The music industry's response to the Haiti disaster has been pretty great, since it's given some huge names a chance to complete the vital circuit between the public's heartstrings and their wallets. RADIOHEAD's recent charity show raised half a million, and the Hope for Haiti Now telethon brought in an amazing $57 million. The artistic response has seldom hit a sour note — but since this is "The Big Hurt," I guess I'll pick on one thing. SIMON COWELL's upcoming charity single will feature all sorts of heavy-hitting talent, like MARIAH CAREY, JON BON JOVI, and ROD STEWART. I wish it the best of luck and hope it raises a billion dollars, but the song selection is a little perverse: a cover of R.E.M.'s "Everybody Hurts." Really? Everybody hurts sometimes? Chin up, Haiti, we totally know what you're feeling right now. Happens to all of us.
I'm also kinda bummed that it seems to take a tremendous loss of life to get interesting music programming on the air. If you see a major artist covering an even more major artist on prime-time TV — like Stevie Wonder doing "Bridge over Troubled Water" or Neil Young covering "Imagine" — you know some terrible shit went down.
On to lighter news: recent gossip in Britain's Sun indicates that Blake Fielder-Civil, ex-husband of AMY WINEHOUSE, spent some span of time cavorting with a young lover described as a "transsexual Amy Winehouse look-alike." It could have been an honest mistake, since that's pretty much what Amy Winehouse looks like.
You hear that mournful whistle? That's the Wind of Change, my friend. After 75 years of unwavering German rock, SCORPIONS are delivering one final album and tour and then splitting. True to form, they'll be going out on a modest note. "While we were working on our album these past few months, we could literally feel how powerful and creative our work was," said lead singer Klaus Meine. "We want to end the Scorpion's extraordinary career on a high note." (Not so sure that's the right possessive, but, hey, it's his band. I'll trust him.)
Sinatra had The Manchurian Candidate, Bowie was perfect in The Man Who Fell to Earth, and Björk was lauded for Dancer in the Dark, but I think we can all agree on the single greatest motion-picture performance by a singer: WEIRD AL in UHF. After more than 20 years of tragic non-film-stardom, Al has entered a development deal with Cartoon Network to direct a new live-action TV movie. I know we're socially required to stop loving Al when we turn 14, but as a child of the '80s, I'm unironically and unashamedly jazzed.

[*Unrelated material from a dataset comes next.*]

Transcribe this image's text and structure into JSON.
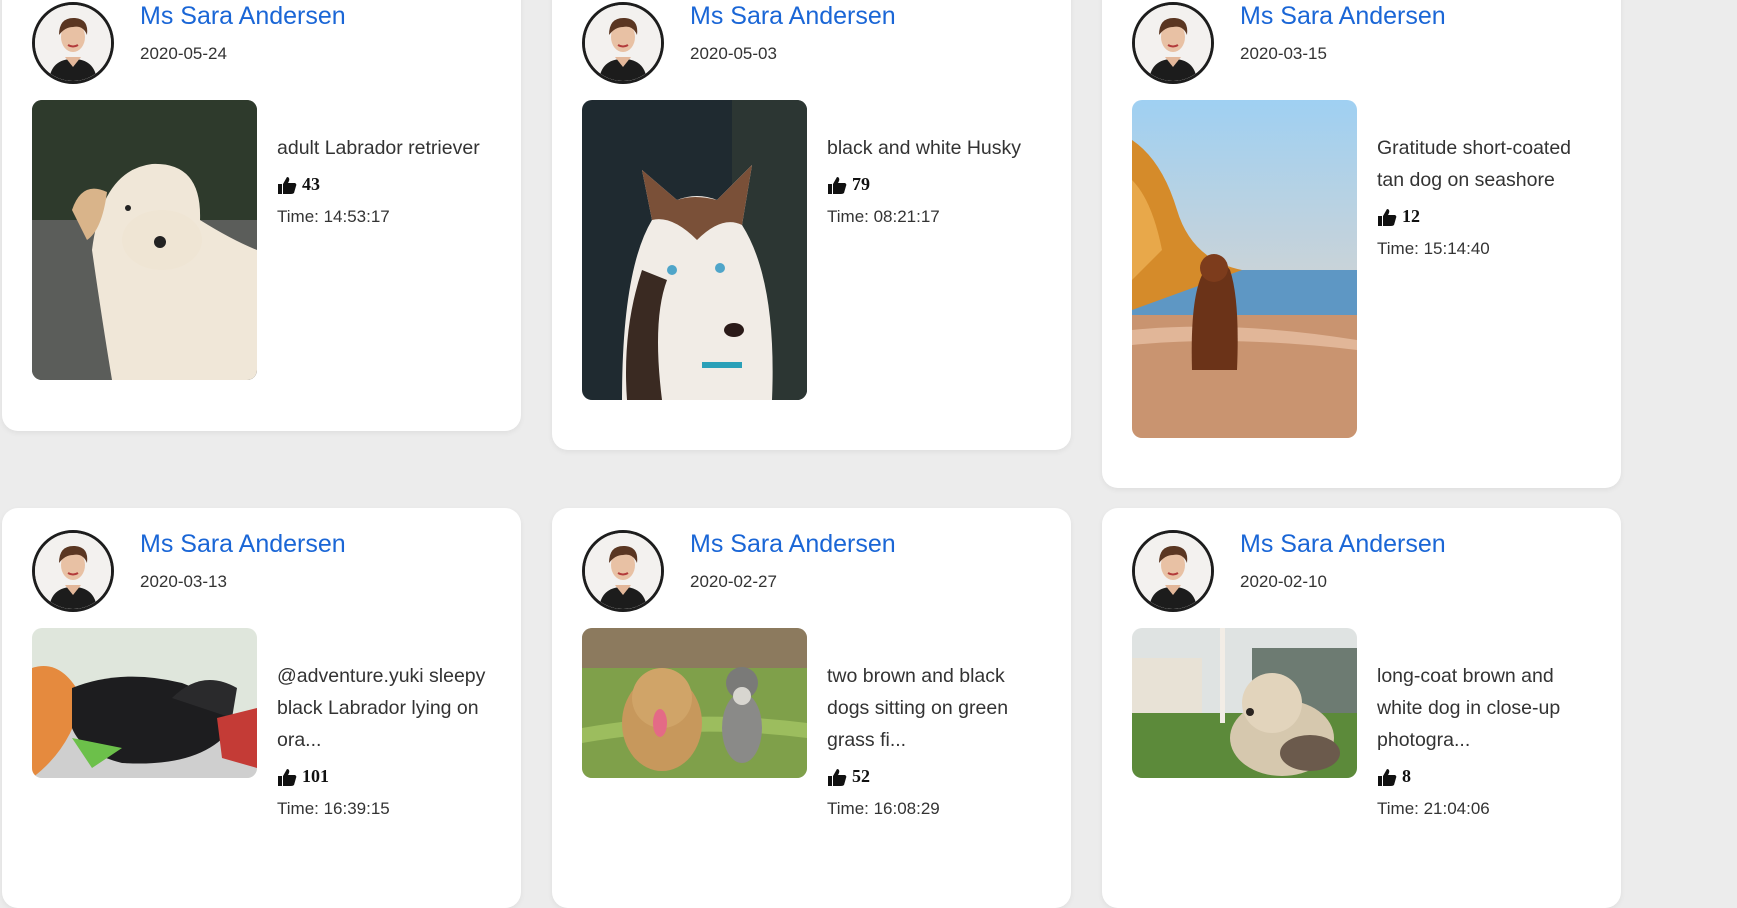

It's okay to say that his recent parodies are lame, if you must, but people who don't like UHF are like people who hate Star Wars: total bitches, all of them.
I checked my e-mail (firstname.lastname@example.org) the other day, as I do every few months, and was pleased to learn that I'd made a bunch of OASIS fans really, really mad back in September. I was also delighted to see a timely request regarding a very recent article, in which I called horror actor CHRISTOPHER LEE's Charlemagne-inspired metal project "a unique mix of funny bad, scary bad, and sad bad." The message:
Although all press is good press, please consider a kinder treatment of Sir Christopher Lee and the forthcoming "symphonic metal" project.
Yours in Metal,
Vlindinhauer, I'm always amenable to the requests of my cherished readers, especially those who are mine in metal and have boss-ass names. As such, I've considered a kinder treatment of Sir Christopher Lee's symphonic-metal project. . . . After some deliberation, I have concluded that a kinder treatment of Christopher Lee's symphonic-metal project is not warranted at this time. I believe this concludes our business.
DAVID THORPE |email@example.com